Borderline Personality Disorder

Borderline personality disorder (BPD) is a complex psychological disorder characterized by pervasive difficulties with interpersonal relationships, emotion dysregulation, impulsivity, recurrent suicide attempts, and non-suicidal self-injury (NSSI; American Psychological Association, 2000). It is estimated that up to 5% of individuals in the general population, and 40% of individuals in inpatient psychiatric populations have BPD. In addition, BPD has a large human cost; approximately 84% of individuals with BPD engage in NSSI, and 75% attempt suicide at least once. Thus, individuals with BPD represent a suffering community in high need of effective and interventions.

Prominent theories of BPD propose that emotion dyregulation is the core of the disorder, and that the behaviours associated with BPD (NSSI, impulsivity) are thus conceptualized as either natural outcomes of emotion dysregulation or function to regulate the dysregulated state.
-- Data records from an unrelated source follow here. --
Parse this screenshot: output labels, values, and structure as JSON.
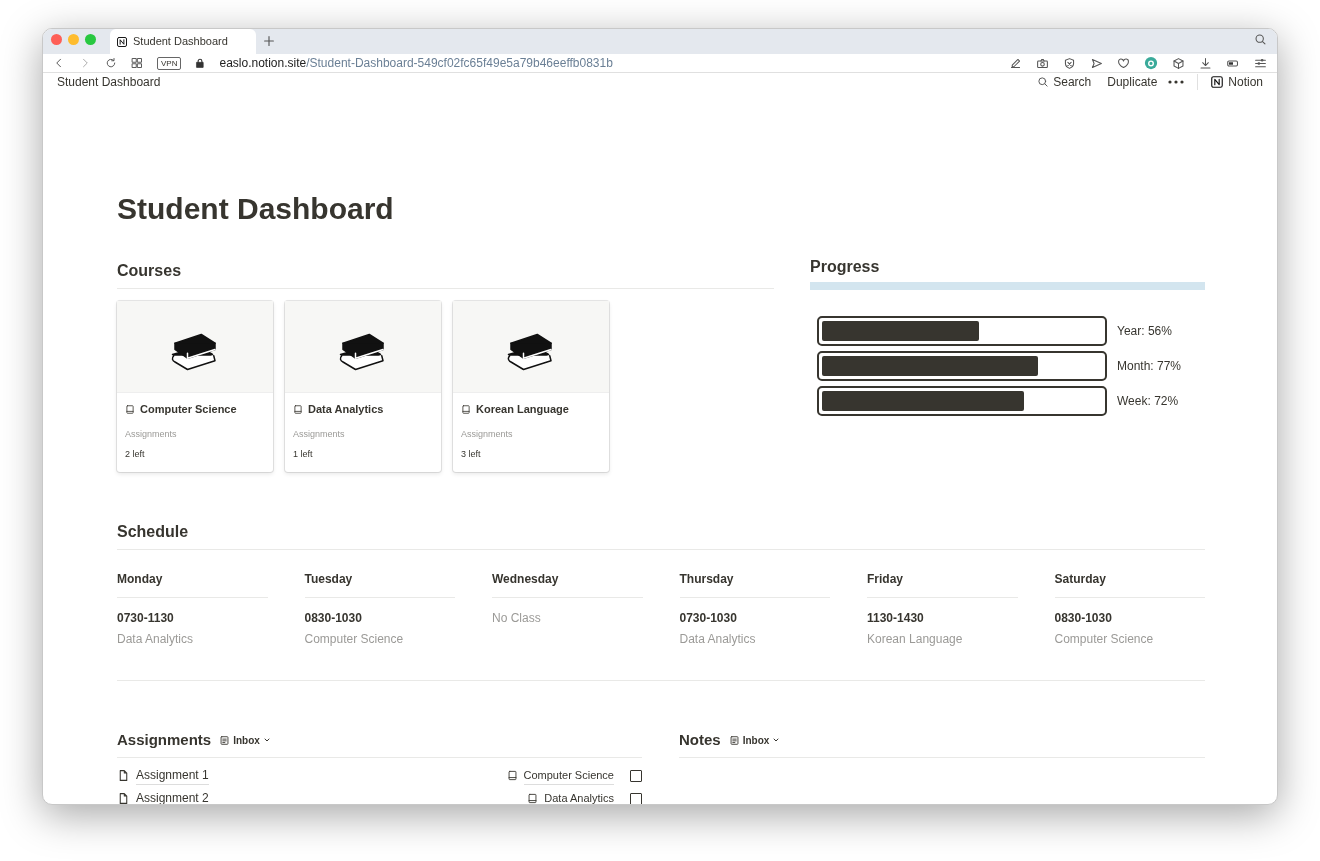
{
  "browser": {
    "tab_title": "Student Dashboard",
    "url_host": "easlo.notion.site",
    "url_path": "/Student-Dashboard-549cf02fc65f49e5a79b46eeffb0831b",
    "vpn_badge": "VPN"
  },
  "topbar": {
    "breadcrumb": "Student Dashboard",
    "search": "Search",
    "duplicate": "Duplicate",
    "brand": "Notion"
  },
  "page": {
    "title": "Student Dashboard"
  },
  "courses": {
    "heading": "Courses",
    "cards": [
      {
        "name": "Computer Science",
        "property": "Assignments",
        "value": "2 left"
      },
      {
        "name": "Data Analytics",
        "property": "Assignments",
        "value": "1 left"
      },
      {
        "name": "Korean Language",
        "property": "Assignments",
        "value": "3 left"
      }
    ]
  },
  "progress": {
    "heading": "Progress",
    "bars": [
      {
        "label": "Year: 56%",
        "level": 0.56
      },
      {
        "label": "Month: 77%",
        "level": 0.77
      },
      {
        "label": "Week: 72%",
        "level": 0.72
      }
    ]
  },
  "schedule": {
    "heading": "Schedule",
    "days": [
      {
        "day": "Monday",
        "time": "0730-1130",
        "course": "Data Analytics"
      },
      {
        "day": "Tuesday",
        "time": "0830-1030",
        "course": "Computer Science"
      },
      {
        "day": "Wednesday",
        "note": "No Class"
      },
      {
        "day": "Thursday",
        "time": "0730-1030",
        "course": "Data Analytics"
      },
      {
        "day": "Friday",
        "time": "1130-1430",
        "course": "Korean Language"
      },
      {
        "day": "Saturday",
        "time": "0830-1030",
        "course": "Computer Science"
      }
    ]
  },
  "assignments": {
    "heading": "Assignments",
    "view": "Inbox",
    "rows": [
      {
        "title": "Assignment 1",
        "course": "Computer Science",
        "done": false
      },
      {
        "title": "Assignment 2",
        "course": "Data Analytics",
        "done": false
      }
    ]
  },
  "notes": {
    "heading": "Notes",
    "view": "Inbox"
  }
}
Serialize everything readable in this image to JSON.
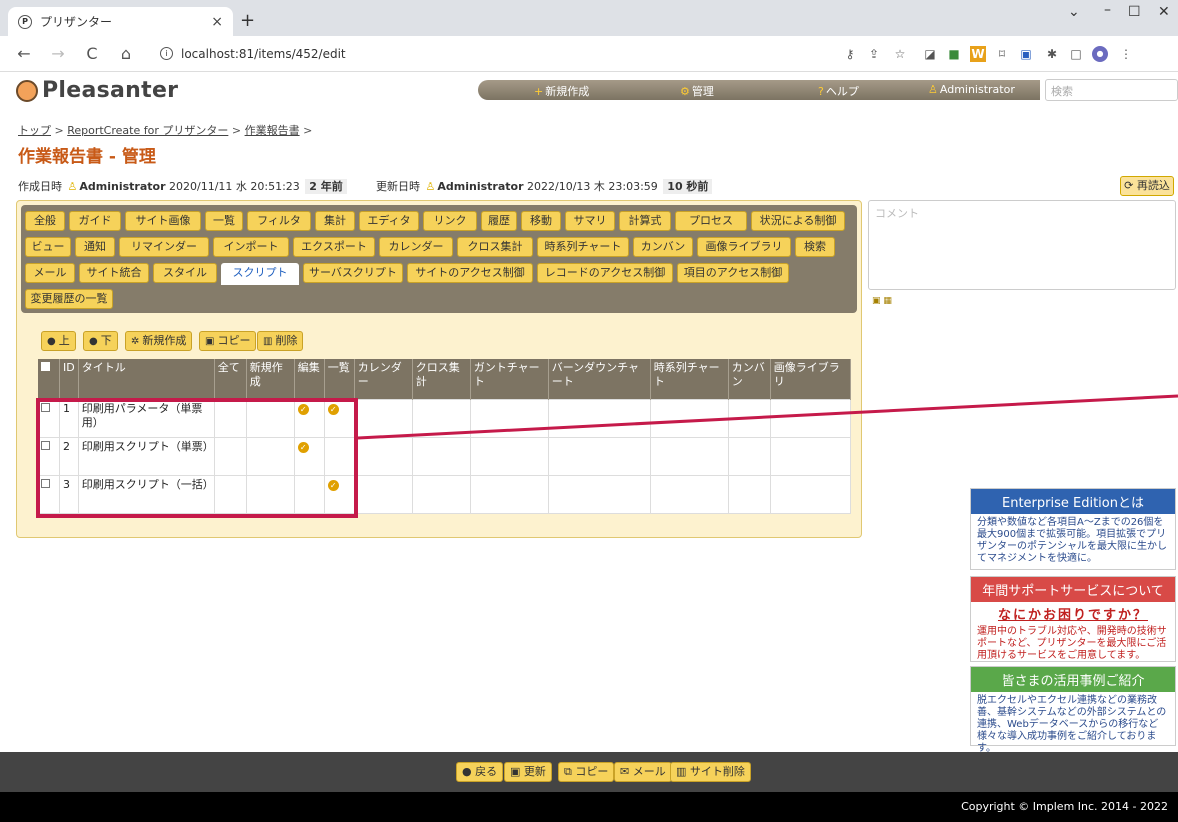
{
  "browser": {
    "tab_title": "プリザンター",
    "favicon": "P",
    "url": "localhost:81/items/452/edit"
  },
  "header": {
    "logo": "Pleasanter",
    "nav": [
      "新規作成",
      "管理",
      "ヘルプ",
      "Administrator"
    ],
    "search_placeholder": "検索"
  },
  "breadcrumb": [
    "トップ",
    "ReportCreate for プリザンター",
    "作業報告書"
  ],
  "page_title": "作業報告書 - 管理",
  "meta": {
    "created_label": "作成日時",
    "created_user": "Administrator",
    "created_at": "2020/11/11 水 20:51:23",
    "created_ago": "2 年前",
    "updated_label": "更新日時",
    "updated_user": "Administrator",
    "updated_at": "2022/10/13 木 23:03:59",
    "updated_ago": "10 秒前",
    "reload": "再読込"
  },
  "tabs": [
    "全般",
    "ガイド",
    "サイト画像",
    "一覧",
    "フィルタ",
    "集計",
    "エディタ",
    "リンク",
    "履歴",
    "移動",
    "サマリ",
    "計算式",
    "プロセス",
    "状況による制御",
    "ビュー",
    "通知",
    "リマインダー",
    "インポート",
    "エクスポート",
    "カレンダー",
    "クロス集計",
    "時系列チャート",
    "カンバン",
    "画像ライブラリ",
    "検索",
    "メール",
    "サイト統合",
    "スタイル",
    "スクリプト",
    "サーバスクリプト",
    "サイトのアクセス制御",
    "レコードのアクセス制御",
    "項目のアクセス制御",
    "変更履歴の一覧"
  ],
  "toolbar": {
    "up": "上",
    "down": "下",
    "new": "新規作成",
    "copy": "コピー",
    "delete": "削除"
  },
  "grid": {
    "columns": [
      "ID",
      "タイトル",
      "全て",
      "新規作成",
      "編集",
      "一覧",
      "カレンダー",
      "クロス集計",
      "ガントチャート",
      "バーンダウンチャート",
      "時系列チャート",
      "カンバン",
      "画像ライブラリ"
    ],
    "rows": [
      {
        "id": "1",
        "title": "印刷用パラメータ（単票用）",
        "edit": true,
        "index": true
      },
      {
        "id": "2",
        "title": "印刷用スクリプト（単票）",
        "edit": true,
        "index": false
      },
      {
        "id": "3",
        "title": "印刷用スクリプト（一括）",
        "edit": false,
        "index": true
      }
    ]
  },
  "comment_placeholder": "コメント",
  "ads": [
    {
      "title": "Enterprise Editionとは",
      "color": "#2f63b0",
      "body": "分類や数値など各項目A～Zまでの26個を最大900個まで拡張可能。項目拡張でプリザンターのポテンシャルを最大限に生かしてマネジメントを快適に。"
    },
    {
      "title": "年間サポートサービスについて",
      "color": "#d84a47",
      "sub": "なにかお困りですか？",
      "body": "運用中のトラブル対応や、開発時の技術サポートなど、プリザンターを最大限にご活用頂けるサービスをご用意してます。"
    },
    {
      "title": "皆さまの活用事例ご紹介",
      "color": "#5aa84a",
      "body": "脱エクセルやエクセル連携などの業務改善、基幹システムなどの外部システムとの連携、Webデータベースからの移行など様々な導入成功事例をご紹介しております。"
    }
  ],
  "footer": {
    "back": "戻る",
    "update": "更新",
    "copy": "コピー",
    "mail": "メール",
    "delete": "サイト削除"
  },
  "copyright": "Copyright © Implem Inc. 2014 - 2022"
}
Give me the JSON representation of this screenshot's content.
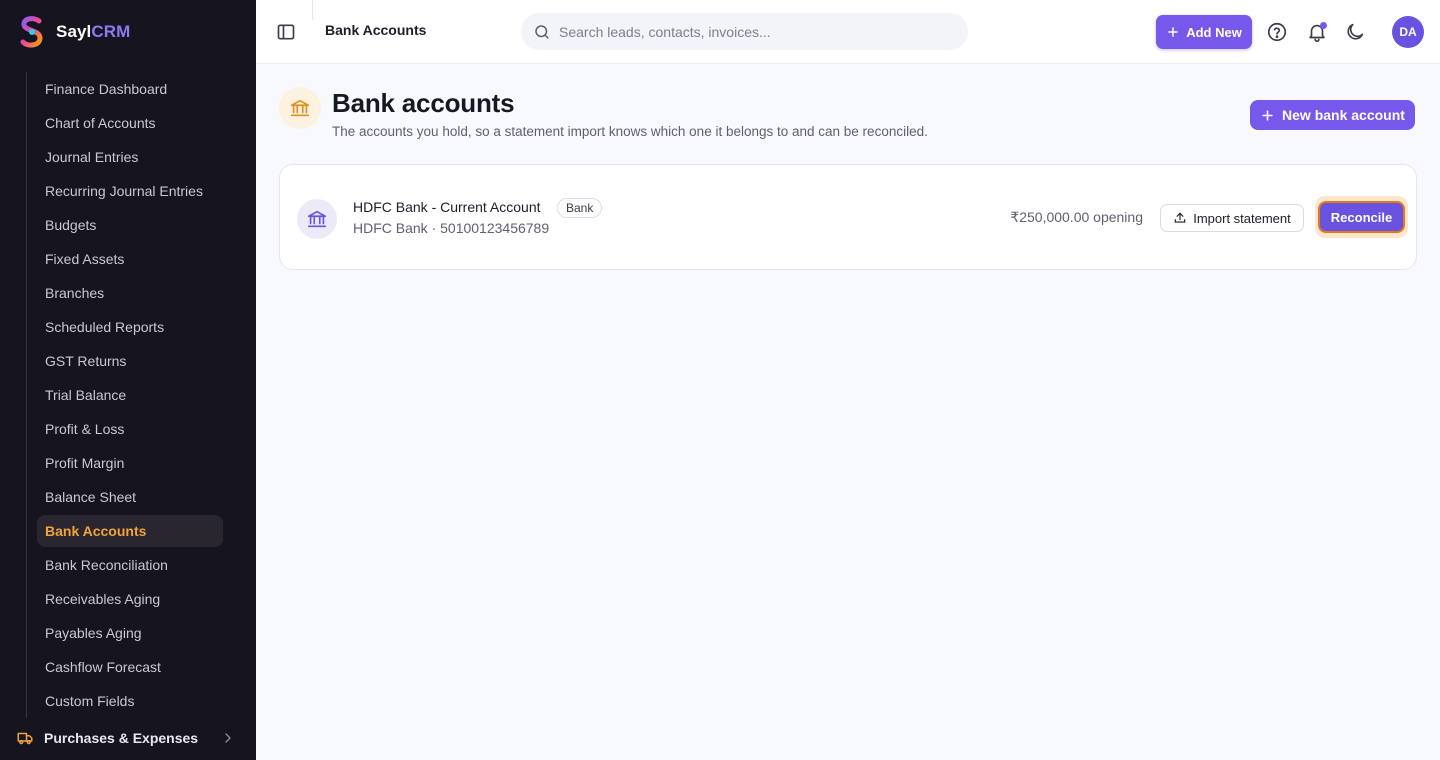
{
  "brand": {
    "name_prefix": "Sayl",
    "name_suffix": "CRM"
  },
  "sidebar": {
    "items": [
      {
        "label": "Finance Dashboard",
        "active": false
      },
      {
        "label": "Chart of Accounts",
        "active": false
      },
      {
        "label": "Journal Entries",
        "active": false
      },
      {
        "label": "Recurring Journal Entries",
        "active": false
      },
      {
        "label": "Budgets",
        "active": false
      },
      {
        "label": "Fixed Assets",
        "active": false
      },
      {
        "label": "Branches",
        "active": false
      },
      {
        "label": "Scheduled Reports",
        "active": false
      },
      {
        "label": "GST Returns",
        "active": false
      },
      {
        "label": "Trial Balance",
        "active": false
      },
      {
        "label": "Profit & Loss",
        "active": false
      },
      {
        "label": "Profit Margin",
        "active": false
      },
      {
        "label": "Balance Sheet",
        "active": false
      },
      {
        "label": "Bank Accounts",
        "active": true
      },
      {
        "label": "Bank Reconciliation",
        "active": false
      },
      {
        "label": "Receivables Aging",
        "active": false
      },
      {
        "label": "Payables Aging",
        "active": false
      },
      {
        "label": "Cashflow Forecast",
        "active": false
      },
      {
        "label": "Custom Fields",
        "active": false
      }
    ],
    "group": {
      "label": "Purchases & Expenses",
      "icon": "truck-icon"
    }
  },
  "topbar": {
    "title": "Bank Accounts",
    "search_placeholder": "Search leads, contacts, invoices...",
    "add_new_label": "Add New",
    "avatar_initials": "DA"
  },
  "page": {
    "title": "Bank accounts",
    "subtitle": "The accounts you hold, so a statement import knows which one it belongs to and can be reconciled.",
    "new_account_label": "New bank account"
  },
  "accounts": [
    {
      "name": "HDFC Bank - Current Account",
      "type_badge": "Bank",
      "details": "HDFC Bank · 50100123456789",
      "opening": "₹250,000.00 opening",
      "import_label": "Import statement",
      "reconcile_label": "Reconcile"
    }
  ],
  "colors": {
    "accent": "#7658ea",
    "sidebar_bg": "#15141f",
    "active_nav": "#f2a33a",
    "focus_ring": "#e07a1f"
  }
}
In the BEP Lab we are committed do clarifying the different features associated with emotion dysregulation in order to help isolate the factors that maintain BPD and, ultimately, develop and improve treatments designed to treat the disorder.